Baltimore officials and ship manager Synergy Marine have reached a deal to allow some crew members from a vessel that slammed into the Francis Scott Key Bridge to go home.

Documents filed with the US District Court for the District of Maryland show that lawyers for the city withdrew a request to prevent all seafarers on the 9,962-teu container ship Dali (built 2015) from leaving the US so that they can provide evidence.

“Counsel for all current claimants met and conferred and approached counsel for the vessel interests with a compromise proposal to resolve the dispute and avoid the intervention of the court,” the city’s lawyers wrote.

“With this agreement in place, the City of Baltimore is satisfied that the parties no longer require the court’s intervention to resolve the dispute.”

William Bennett, the Blank Rome lawyer representing Singapore-based Synergy Marine and Dali owner Grace Ocean, said in an email included in court documents that the US Coast Guard is allowing several crew members to fly home.

The list includes two able-bodied seamen, an ordinary seaman, an oiler, a fitter, a cook and a general steward.

Darrell Wilson, a spokesman for Synergy, said eight crew members have been permitted to leave, while 13 will remain to assist the investigation.

The US Justice Department, which is reported to be conducting a criminal investigation into the ship’s collision with the bridge, has interviewed the crew members who are slated to depart and does not object to their departure, Bennett wrote.

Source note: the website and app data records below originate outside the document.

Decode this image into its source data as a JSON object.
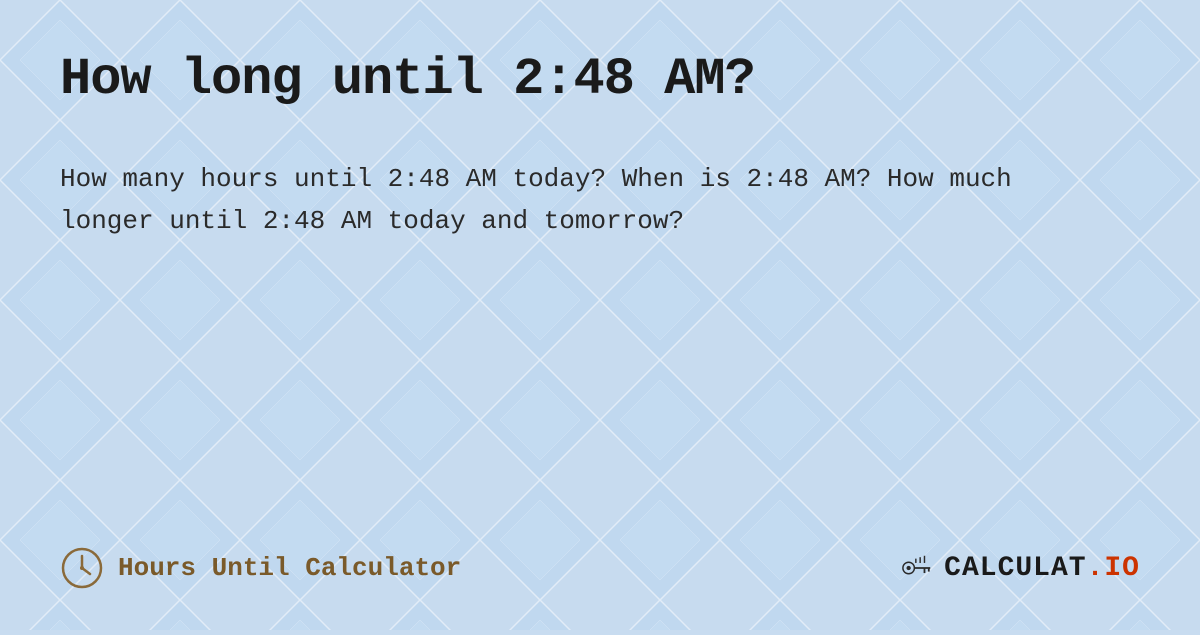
{
  "page": {
    "title": "How long until 2:48 AM?",
    "description": "How many hours until 2:48 AM today? When is 2:48 AM? How much longer until 2:48 AM today and tomorrow?",
    "background_color": "#c8dcf0"
  },
  "footer": {
    "brand_label": "Hours Until Calculator",
    "logo_text": "CALCULAT",
    "logo_tld": ".IO"
  }
}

He said US officials have denied them permission to stay briefly from the US, and they will be transported directly to the airport.

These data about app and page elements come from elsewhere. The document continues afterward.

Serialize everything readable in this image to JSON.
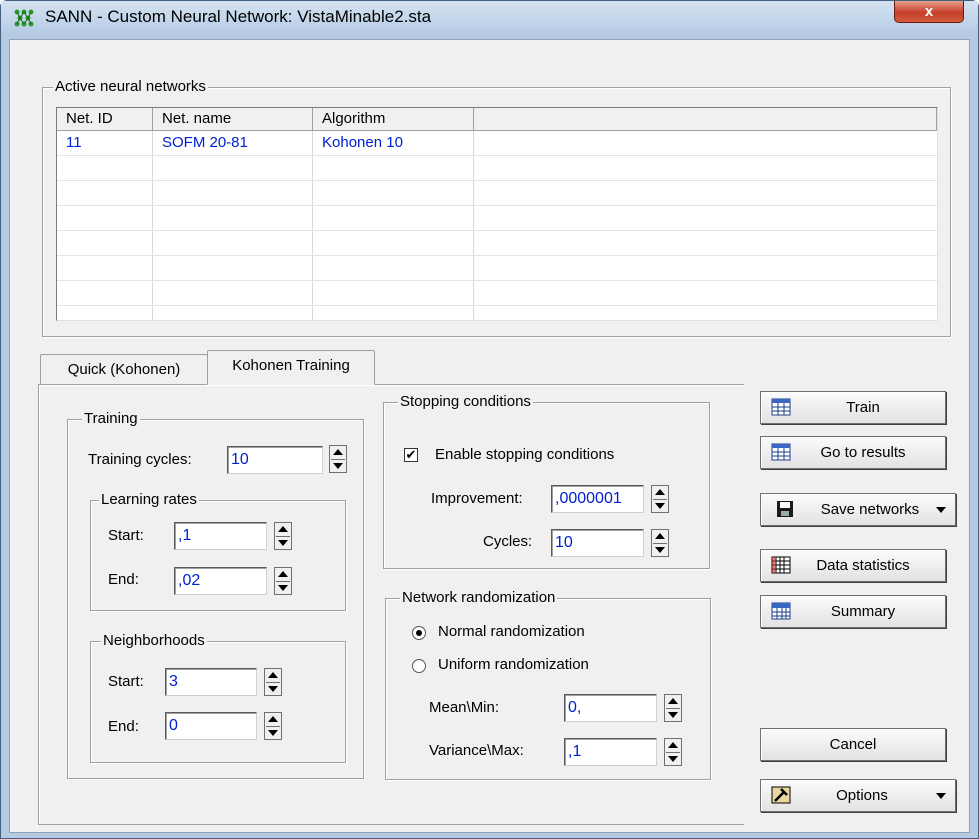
{
  "window": {
    "title": "SANN - Custom Neural Network: VistaMinable2.sta",
    "close_label": "x"
  },
  "networks": {
    "legend": "Active neural networks",
    "columns": [
      "Net. ID",
      "Net. name",
      "Algorithm"
    ],
    "rows": [
      {
        "id": "11",
        "name": "SOFM 20-81",
        "algorithm": "Kohonen 10"
      }
    ]
  },
  "tabs": [
    {
      "label": "Quick (Kohonen)"
    },
    {
      "label": "Kohonen Training"
    }
  ],
  "training": {
    "legend": "Training",
    "cycles_label": "Training cycles:",
    "cycles_value": "10",
    "learning_rates": {
      "legend": "Learning rates",
      "start_label": "Start:",
      "start_value": ",1",
      "end_label": "End:",
      "end_value": ",02"
    },
    "neighborhoods": {
      "legend": "Neighborhoods",
      "start_label": "Start:",
      "start_value": "3",
      "end_label": "End:",
      "end_value": "0"
    }
  },
  "stopping": {
    "legend": "Stopping conditions",
    "enable_label": "Enable stopping conditions",
    "enable_checked": true,
    "improvement_label": "Improvement:",
    "improvement_value": ",0000001",
    "cycles_label": "Cycles:",
    "cycles_value": "10"
  },
  "randomization": {
    "legend": "Network randomization",
    "normal_label": "Normal randomization",
    "uniform_label": "Uniform randomization",
    "selected": "normal",
    "mean_label": "Mean\\Min:",
    "mean_value": "0,",
    "variance_label": "Variance\\Max:",
    "variance_value": ",1"
  },
  "buttons": {
    "train": "Train",
    "go_to_results": "Go to results",
    "save_networks": "Save networks",
    "data_statistics": "Data statistics",
    "summary": "Summary",
    "cancel": "Cancel",
    "options": "Options"
  },
  "colors": {
    "value_text": "#0020d0",
    "client_bg": "#f0f0f0",
    "title_bg": "#c5d8ed"
  }
}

Court records show the Dali was expected to leave Baltimore as early as today (Thursday), but vessel tracking data shows it remains at the city’s port.